Saturday, July 13: Trolleys at Twilight
August 2, 3 and 4: Monroe County Fair
Sunday, August 4: Railroad Day
Sunday, September 15: Antique Fire Trucks
Sundays, Sept. 15 to Oct. 27: Fall Foliage
Saturday, October 19: Halloween Trolley Express
Sat. & Sun., Dec. 7, 8, 14 & 15: Holly Trolley

ROCHESTER STREETCARS......................... No. 93 in a series

Rochester Transit Corp. 850-series car
NYMT Collection

One of the most interesting anomalies in Rochester's streetcar system was at the traffic circle located at the east end of the Veterans' Memorial bridge. The circle, opened with the bridge in 1931, had the St. Paul streetcar line cutting right through the middle of the circle. Here, we see a southbound car waiting at the south edge of the circle, waiting for a gap in the traffic to pull out, cross the circle and then travel on into Rochester on St. Paul.

Long-time Rochester drivers may recall the confusion at this traffic circle in the 1960s. How could a streetcar possibly have pulled out into rush-hour traffic? The simple answer is that before traffic became too severe, the trolley line was gone. By 1939, cars on the long South-St. Paul line vanished into history. Congestion at the traffic circle, though, became severe enough that, as Rochester's No. 1 traffic headache, it was finally replaced with a bridge for St. Paul about 1968.


Volume 33, Number 1 January-February 2019

HEADEND is a publication of New York Museum of Transportation, © 2019. All rights reserved.
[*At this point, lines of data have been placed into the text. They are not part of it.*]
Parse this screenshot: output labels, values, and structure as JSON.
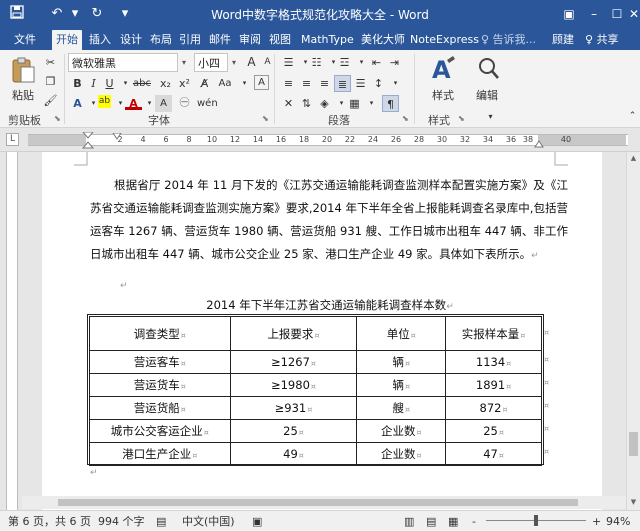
{
  "window": {
    "title": "Word中数字格式规范化攻略大全 - Word",
    "quick_access": {
      "save_icon": "save-icon",
      "undo_icon": "undo-icon",
      "redo_icon": "redo-icon"
    }
  },
  "ribbon_tabs": [
    "文件",
    "开始",
    "插入",
    "设计",
    "布局",
    "引用",
    "邮件",
    "审阅",
    "视图",
    "MathType",
    "美化大师",
    "NoteExpress"
  ],
  "active_tab": "开始",
  "tell_me": "♀ 告诉我...",
  "account": "顾建",
  "share": "♀ 共享",
  "clipboard": {
    "paste_label": "粘贴",
    "group_label": "剪贴板"
  },
  "font": {
    "name": "微软雅黑",
    "size": "小四",
    "group_label": "字体",
    "abc": "abc",
    "x2_sub": "x₂",
    "x2_sup": "x²",
    "aa": "Aa",
    "grow": "A",
    "shrink": "A",
    "underline_label": "U"
  },
  "paragraph": {
    "group_label": "段落"
  },
  "styles": {
    "label": "样式",
    "group_label": "样式"
  },
  "editing": {
    "label": "编辑"
  },
  "ruler": {
    "box_label": "L",
    "numbers": [
      "2",
      "4",
      "6",
      "8",
      "10",
      "12",
      "14",
      "16",
      "18",
      "20",
      "22",
      "24",
      "26",
      "28",
      "30",
      "32",
      "34",
      "36",
      "38",
      "40"
    ]
  },
  "document": {
    "paragraph": "根据省厅 2014 年 11 月下发的《江苏交通运输能耗调查监测样本配置实施方案》及《江苏省交通运输能耗调查监测实施方案》要求,2014 年下半年全省上报能耗调查名录库中,包括营运客车 1267 辆、营运货车 1980 辆、营运货船 931 艘、工作日城市出租车 447 辆、非工作日城市出租车 447 辆、城市公交企业 25 家、港口生产企业 49 家。具体如下表所示。",
    "para_mark": "↵",
    "caption": "2014 年下半年江苏省交通运输能耗调查样本数",
    "table": {
      "headers": [
        "调查类型",
        "上报要求",
        "单位",
        "实报样本量"
      ],
      "rows": [
        [
          "营运客车",
          "≥1267",
          "辆",
          "1134"
        ],
        [
          "营运货车",
          "≥1980",
          "辆",
          "1891"
        ],
        [
          "营运货船",
          "≥931",
          "艘",
          "872"
        ],
        [
          "城市公交客运企业",
          "25",
          "企业数",
          "25"
        ],
        [
          "港口生产企业",
          "49",
          "企业数",
          "47"
        ]
      ]
    }
  },
  "status": {
    "page": "第 6 页，共 6 页",
    "words": "994 个字",
    "language": "中文(中国)",
    "zoom": "94%",
    "zoom_minus": "-",
    "zoom_plus": "+"
  }
}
No portion of this publication may be reproduced in any form without written permission from the publisher.
www.nymtmuseum.org (585) 533-1113


Editor Charles R. Lowe
Associate Editor James E. Dierks
Printer Bob Miner
On-Line Publication Bob Sass

Board of Trustees

President and Trustee Charles R. Lowe
First Vice President and Trustee Carlos Mercado
Second Vice President and Trustee Jack Tripp
Third Vice President and Trustee Nancy Uffindell
Secretary and Trustee Jim Dierks
Treasurer and Trustee Bob Achilles
Trustee Doug Anderson
Board Member Bob Sass

Department Leaders

Archivist Jim Dierks
Chief Engineer Charlie Lowe
Chief Lineman Charlie Lowe
Chief Track Car Operator Rich Fischpera
Exhibits Manager Jim Dierks
Event Manager Nancy Uffindell
Facilities Manager Dave Coon
Gift Shop Manager Doug Anderson
Group Tour Manager Jim Dierks
Historic Car and Building Manager Charlie Lowe
Marketing Manager Jim Dierks
Master Mechanic Strafford Cars Charlie Lowe
Master Mechanic Track Cars Rich Fischpera
Model Railroad Manager Bob Nesbit
Membership Manager Bob Sass
New Volunteer Manager Carlos Mercado
Officer of the Day Manager Jim Dierks
Substation Manager Bob Sass
Track Maintenance Manager Rich Fischpera
Trainmaster Charlie Lowe


Winterfest is completed, and we are at a point in the year where we can sit back and enjoy our many accomplishments with that event. Soon, though, another season will be upon us and it will be time to press forward. See you soon-at the museum!

Charles R. Lowe, Editor


The New York Museum of Transportation is a 501(c)(3) non-profit museum chartered by the Board of Regents of the University of the State of New York. We are managed and operated entirely by volunteers, and the welcome mat is always out for anyone wishing to join our work. Open for visitors all year on Sundays only, 11 a.m. to 5 p.m., we also welcome group visits during the week by appointment.

We are located at 6393 East River Road in the Town of Rush, and our mailing address is P.O. Box 136, West Henrietta, NY 14586. www.nymtmuseum.org is the place to find us on the internet and learn much more about us. Also, you can visit us on Facebook at www.facebook.com/NYMTmuseum.

Want to contact us? Call us at (585) 533-1113 or send us an email at info@nymtmuseum.org. And, remember to tell your friends!

Consider becoming a member www.nymtmuseum.org/Membership.php .